Open DevOps vision

Atlassian has invested heavily in grabbing up the DevOps market, working to help define the industry best practices that you-build-it-you-run-it teams will follow far into the future. While the investment was ready, the strategy on how to serve this market was not. I was asked to lead design work for a vision that better defined how Atlassian would achieve its goals with DevOps software teams.

With a small team - a very senior product manager, a lead researcher, a newly-hired lead product designer, and an execution designer - we were tasked with defining a 3-5 year strategy and vision for what we eventually called “Open DevOps”.

The process

We followed a typical double diamond approach for this work. Atlassian has rebranded these stages into: wonder (discovery), explore (divergent thinking, prototyping and concept testing), make (code slapping), and impact.

During our wonder phase, our small team synthesised 50+ secondary research reports in the field, both internal and external research inquiries and industry white papers. I devoured content about DevOps team topologies, books like Accelerate and The Phoenix Project. All this in an attempt to quickly understand the distinctions, challenges, and struggles of modern DevOps product development.

While my product manager counterpart facilitated sessions exploring questions like “why should Atlassian pursue this?” and “what’s our opportunity size?”, I focused on answering questions around “who is our target audience?” and “what jobs are they trying to accomplish with DevOps products?”

Through our explore phase, I led designers in mapping out the current and ideal journeys of software product development through the lens of different DevOps team topologies.

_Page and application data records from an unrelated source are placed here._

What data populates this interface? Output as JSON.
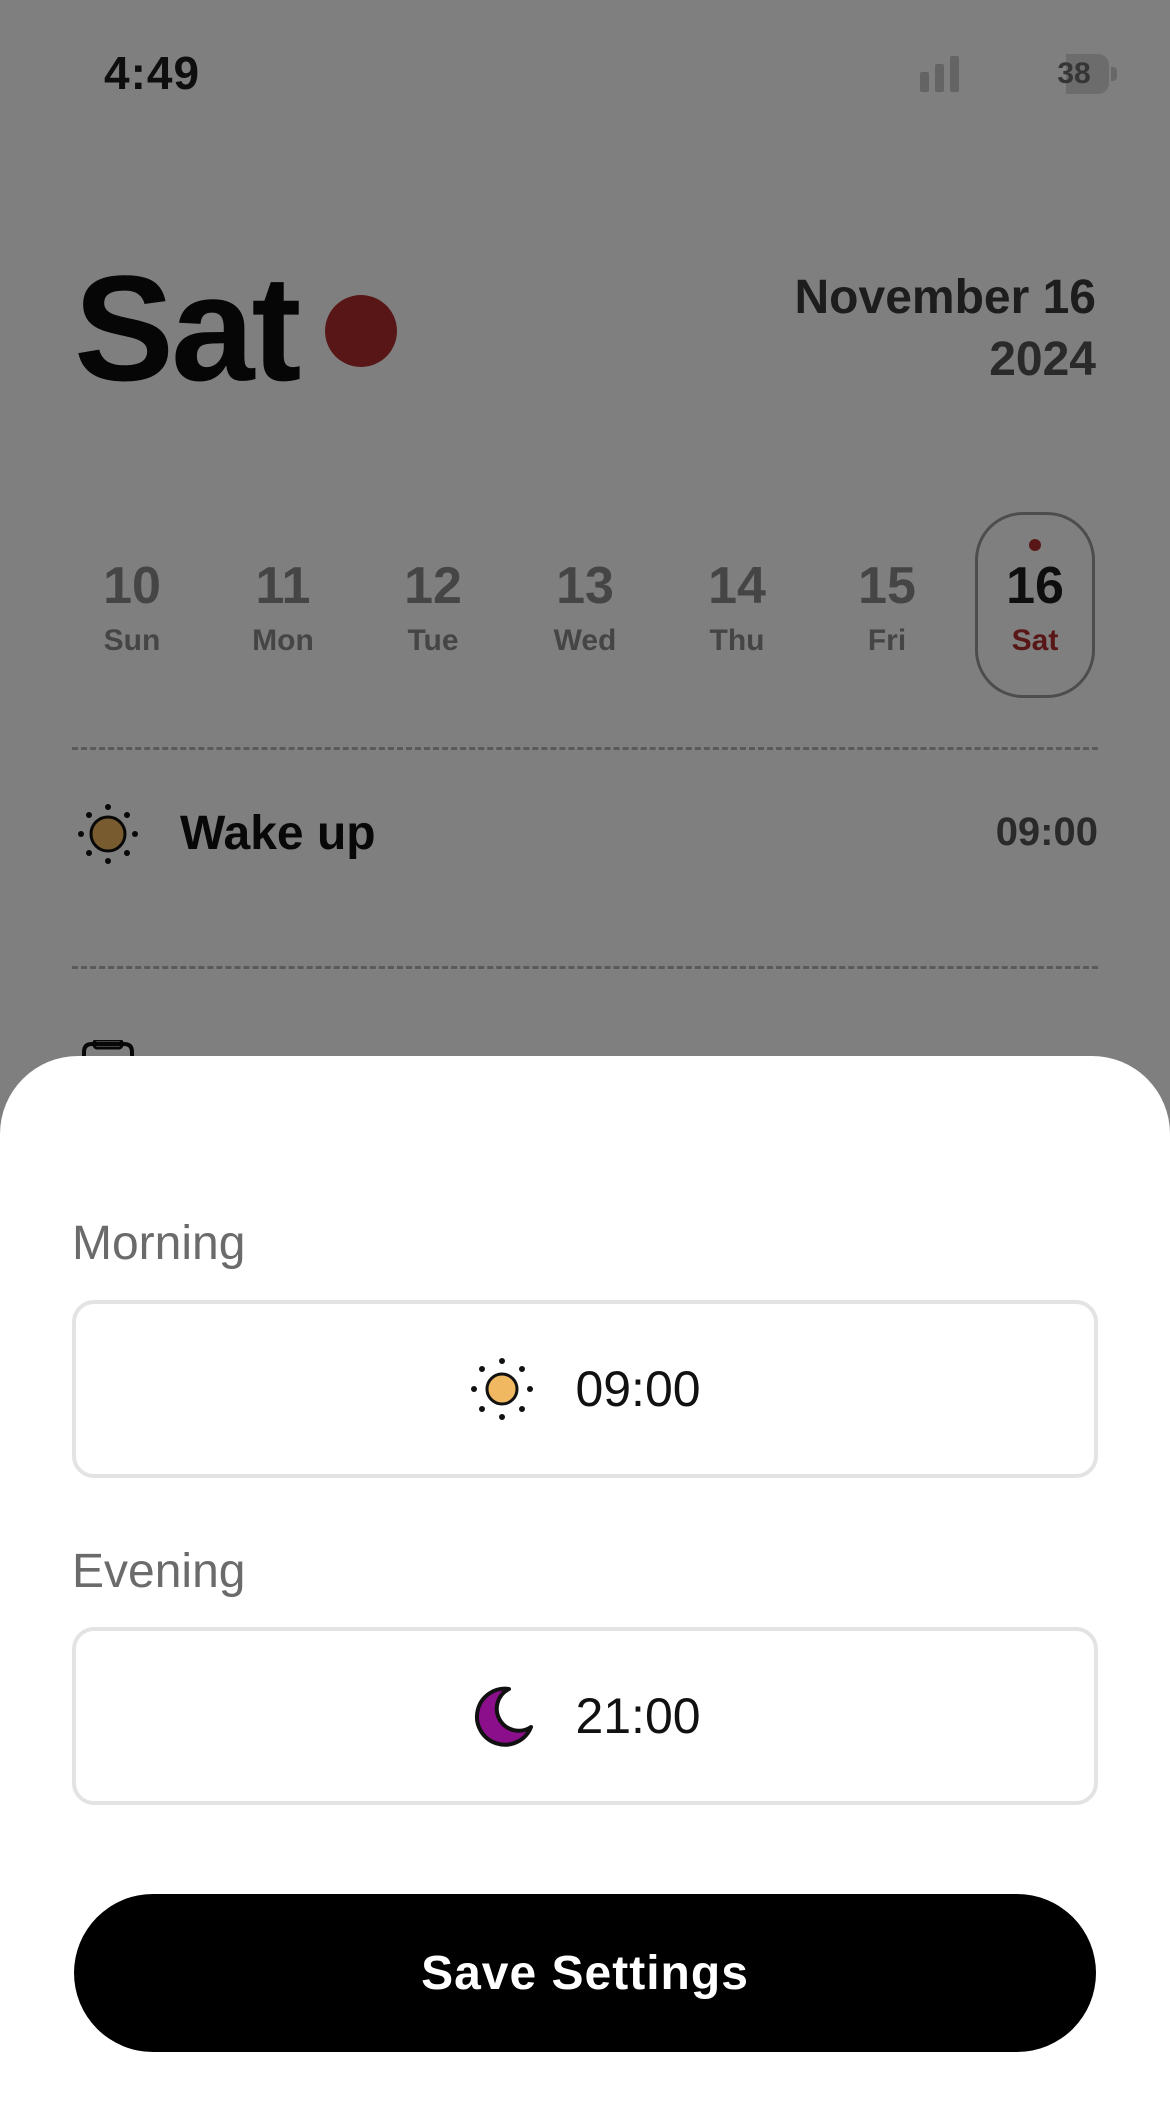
{
  "status_bar": {
    "time": "4:49",
    "battery_level": "38"
  },
  "header": {
    "day": "Sat",
    "month_day": "November 16",
    "year": "2024",
    "accent_color": "#b02e2c"
  },
  "week": {
    "days": [
      {
        "num": "10",
        "name": "Sun"
      },
      {
        "num": "11",
        "name": "Mon"
      },
      {
        "num": "12",
        "name": "Tue"
      },
      {
        "num": "13",
        "name": "Wed"
      },
      {
        "num": "14",
        "name": "Thu"
      },
      {
        "num": "15",
        "name": "Fri"
      },
      {
        "num": "16",
        "name": "Sat",
        "selected": true
      }
    ]
  },
  "schedule": {
    "wake": {
      "icon": "sun-icon",
      "label": "Wake up",
      "time": "09:00"
    }
  },
  "sheet": {
    "morning": {
      "label": "Morning",
      "value": "09:00",
      "icon": "sun-icon",
      "icon_color": "#f0b860"
    },
    "evening": {
      "label": "Evening",
      "value": "21:00",
      "icon": "moon-icon",
      "icon_color": "#8b0f8b"
    },
    "save_label": "Save Settings"
  }
}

I wrote organisation, team, and team member profiles outlining the motivations, needs, pains, and gains of as many DevOps roles and collaborators I could. Working with a lead researcher, we validated these profiles against real customers.

The design team armed our product peers with these insights. Together, we ideated broadly across several emmergent themes from our research. These became strategic pillars and guiding policies that direct an entire organisation at Atlassian in the work they do. From these strategic pillars, we envisioned 10 indicative product experiences to discuss with customers. These experiences helped us probe into various aspects of our strategy. They visualised what was coming through our research.

While in the make phase, we uplifted these prototypes, taking in customer and stakeholder feedback. We also created assets for our execution teams, including a card deck with common DevOps roles for product teams to use when building out their feature sets. We also created team maps showing the common interactions, tooling, and pains associated with how different DevOps team topologies carry out their work. And, we created a microsite where Atlassians could visit to learn about our DevOps strategy, our target market, the shape and motivations of DevOps organisations, and details about why our beliefs in this area are strong.

The outcome

Atlassian reorganized to support our strategy, shuffling some 8+ product teams under the banner of “Open DevOps”. It has become a primary strategy for our business, and we’ve since worked on delivering the experiences envisioned during the project, including features supporting:

I have completed many design visions in my career, but I’ve never seen so much of a vision actually put onto roadmaps. Of the 7 strategic pillars we defined and envisioned, all but 1 have been actioned by the business.

In terms of numbers, the features built off the back of this vision have proven the following:

The design assets we created have sped up teams building in this problem space. They are standard onboarding material for new team members and short-circuit a lot of the learning needed to be effective in a highly technical and complex domain.

What I learned

Design visions can sometime fall flat, or get left on a shelf. Pairing with a very senior product manager, who can fluently speak the language of the business, helped greatly in ensuring that our vision was acted on.

Humans want things in neat boxes. While our intent was that all teams act to support the strategic themes we laid out in our strategy, individual teams ended up taking ownership of one theme over another and drawing lines in the sand regarding the responsibility of delivering to that theme. I think this was a pretty big miss and had a lot to do with the way that we communicated our vision to the organization. If I were to do it again, I would’ve been clearer about the overarching nature of our strategic themes.

Design is the story teller. Before this vision work, internal stakeholders not intimate with our work were at a loss as to what it was that we were pursuing. They simply couldn’t see it. Design’s role in exposing what’s possible, where a company is headed, and what experiences might be created changes the conversation from “what?” to “how?”. That’s a recipe for success.